Sunday morning was clear and cold. There was dew on everything. I left the doors open on the plane in hopes that the windshield wouldn’t fog up. Well, the windshield was complete fogged up and covered in dew. Even though it was very cool out I was still nervous about taking off with all my camp gear aboard. I stowed my chair, my clothes, sleeping bag, and the wet tent I had folded up. It felt like it weighed twice what it normally does. I shifted it from the aft baggage to the cockpit baggage compartment just in case. Even with the towels I brought I still couldn’t satisfactorily get all the dew and fog off the windshield. I went ahead and fired the Redbird up anyway hoping that the wind from the prop would clear everything out.
I let the engine run for about 10 minutes letting the oil heat up. I then taxied up the hill to the run up area. The increased power I had to use to taxi did a pretty good job of clearing off the dew and by the time I had finished my run up most of the fog was gone from the inside of the windshield. I lined up, called my departure on the radio and began my takeoff run. She bounced around in the grass a little but otherwise the runway felt really smooth. I felt the tail sluggishly come up and knew I was almost at flying speed. It would just take a few seconds longer than normal at this altitude. I quickly glanced at my airspeed indicator as a double check for flying speed. It registered ZERO MPH at first and then bounced up a little to 45 MPH. That’s not flying speed. Be that as it may the plane rose lazily into the air. I relaxed the stick a little to stay in ground effect for a couple seconds to let the plane pick up speed. When she had the speed she liked she began climbing even without me moving the stick. The airspeed still only read about 55 MPH but my GPS ground speed read 75 MPH. Figured I either had a bug or water in the pitot tube.

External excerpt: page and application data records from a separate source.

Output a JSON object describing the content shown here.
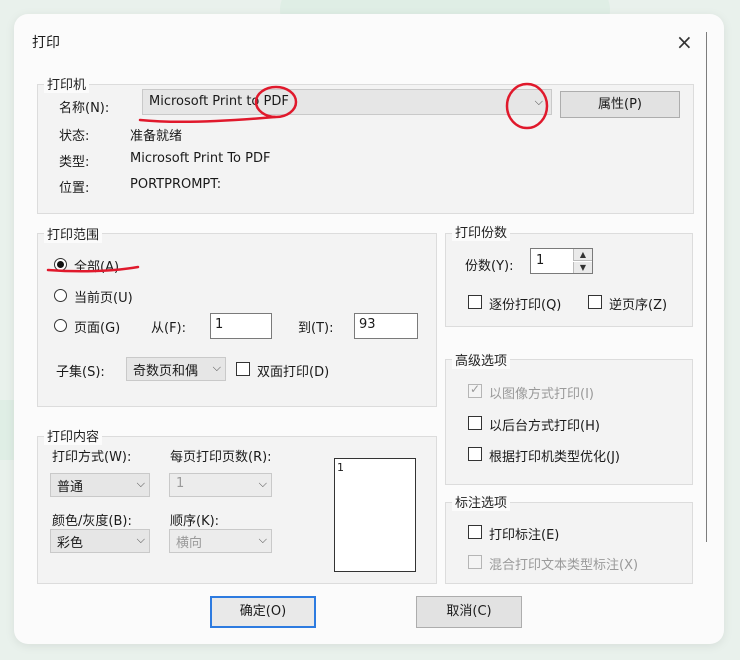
{
  "window": {
    "title": "打印",
    "close_glyph": "×"
  },
  "printer": {
    "legend": "打印机",
    "name_label": "名称(N):",
    "name_value": "Microsoft Print to PDF",
    "properties_button": "属性(P)",
    "status_label": "状态:",
    "status_value": "准备就绪",
    "type_label": "类型:",
    "type_value": "Microsoft Print To PDF",
    "location_label": "位置:",
    "location_value": "PORTPROMPT:"
  },
  "range": {
    "legend": "打印范围",
    "all_label": "全部(A)",
    "current_label": "当前页(U)",
    "pages_label": "页面(G)",
    "from_label": "从(F):",
    "from_value": "1",
    "to_label": "到(T):",
    "to_value": "93",
    "subset_label": "子集(S):",
    "subset_value": "奇数页和偶",
    "duplex_label": "双面打印(D)"
  },
  "copies": {
    "legend": "打印份数",
    "copies_label": "份数(Y):",
    "copies_value": "1",
    "collate_label": "逐份打印(Q)",
    "reverse_label": "逆页序(Z)"
  },
  "advanced": {
    "legend": "高级选项",
    "print_as_image": "以图像方式打印(I)",
    "background_print": "以后台方式打印(H)",
    "optimize_by_type": "根据打印机类型优化(J)"
  },
  "annotation": {
    "legend": "标注选项",
    "print_annotation": "打印标注(E)",
    "mixed_annotation": "混合打印文本类型标注(X)"
  },
  "content": {
    "legend": "打印内容",
    "mode_label": "打印方式(W):",
    "mode_value": "普通",
    "pages_per_sheet_label": "每页打印页数(R):",
    "pages_per_sheet_value": "1",
    "color_label": "颜色/灰度(B):",
    "color_value": "彩色",
    "order_label": "顺序(K):",
    "order_value": "横向",
    "preview_value": "1"
  },
  "footer": {
    "ok": "确定(O)",
    "cancel": "取消(C)"
  },
  "colors": {
    "annotation_red": "#e0192c",
    "focus_blue": "#2d7be0"
  }
}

As I climbed out I kept to the right side of the canyon. I made a wide, sweeping turn to the left and slowly came back over the field while keeping my right wing near the trees. The plane was climbing good now and I slowly made my way up out of the canyon. About the time I crested the canyon my ASI came alive and read correctly. So I had water in my pitot tube and it had finally all evaporated.
The canyon seemed dark but as I climbed out it was bright and sunny above. I punched Cascade, ID (U70) and slowly turned on course to top off my tanks before heading to Bend, OR.
Cascade is in a beautiful valley next to Cascade lake. I landed and the friendly FBO attendant topped me off. I then took off and headed west toward Bend, Or (KBDN).
The flight to Bend was pretty and largely smooth. It didn’t get bumpy until I was descending into the pattern. The scenery was amazing.
My friends picked me up at the airport and took me to their home so I could clean up. We went into town and ejoyed The Bite of Bend. It’s a festival where they close off the downtown streets and all the restaurants open up booths on the street. I had some great red curry there from a Thai place. It was about 103 and their kids were getting hot and cranky so we all headed back home to cool off and think about dinner. We had a great pizza together and headed back home. After the kids got to bed I finally got to talk to my friends. It was great to catch up. Again, these were people I knew from the Internet but had never met in real life. I can’t wait to see them again some time. They are great people! So great in fact that they got up at 5:30 to take me back to the airport!
I had already tanked up when I landed in Bend so as soon as I had the plane ready I took off again and headed south. This was the most turbulent part of the trip. Even at 6am I was still getting some pretty significant bumps until I had reached Klammath Lake where it smoothed out finally. I tried to enjoy the scenery but the homeward legs are always the longest legs of any trip.
One thing I noticed was that it was sever clear when I took off but as I headed south, a haze from the north started to follow and then over take me. It still didn’t detract from the scenery.
When Mt. Shasta came into view I knew I was almost home.
Along with Shastina, Mt. Shasta’s smaller neighbor. Both are dormant volcanoes.
Once I passed Castle Crags, I could see my enroute fuel stop, Redding.
And there, just beyond Lake Shasta, lay my big valley…
I topped my fuel tanks off quickly at Redding. It was 9:00am and already getting pretty hot. I was back in the air and southbound in 15 minutes. I didn’t even need the GPS to get home from here. Pretty easy. Just head southeast until you pass Sutter Buttes…
Keep heading south until you pass over Sacramento…
And then the old Rancho Seco nuclear power plant…
And 20 minutes later I was landing back at Oakdale!
This was definitely on of the funner long cross country trips I have been on with my plane. I have flow to Oshkosh and Oklahoma but those were really long and tiring trips. This was wasn’t that long and had GREAT people at every stop I made. I logged about 14 hours, covered about 1500 miles of ground, and saw some of the most beautiful geography in the country. It’s a trip I would recommend to anyone. But first I would recommend a good mountain check out, and brush up on your short and soft field procedures.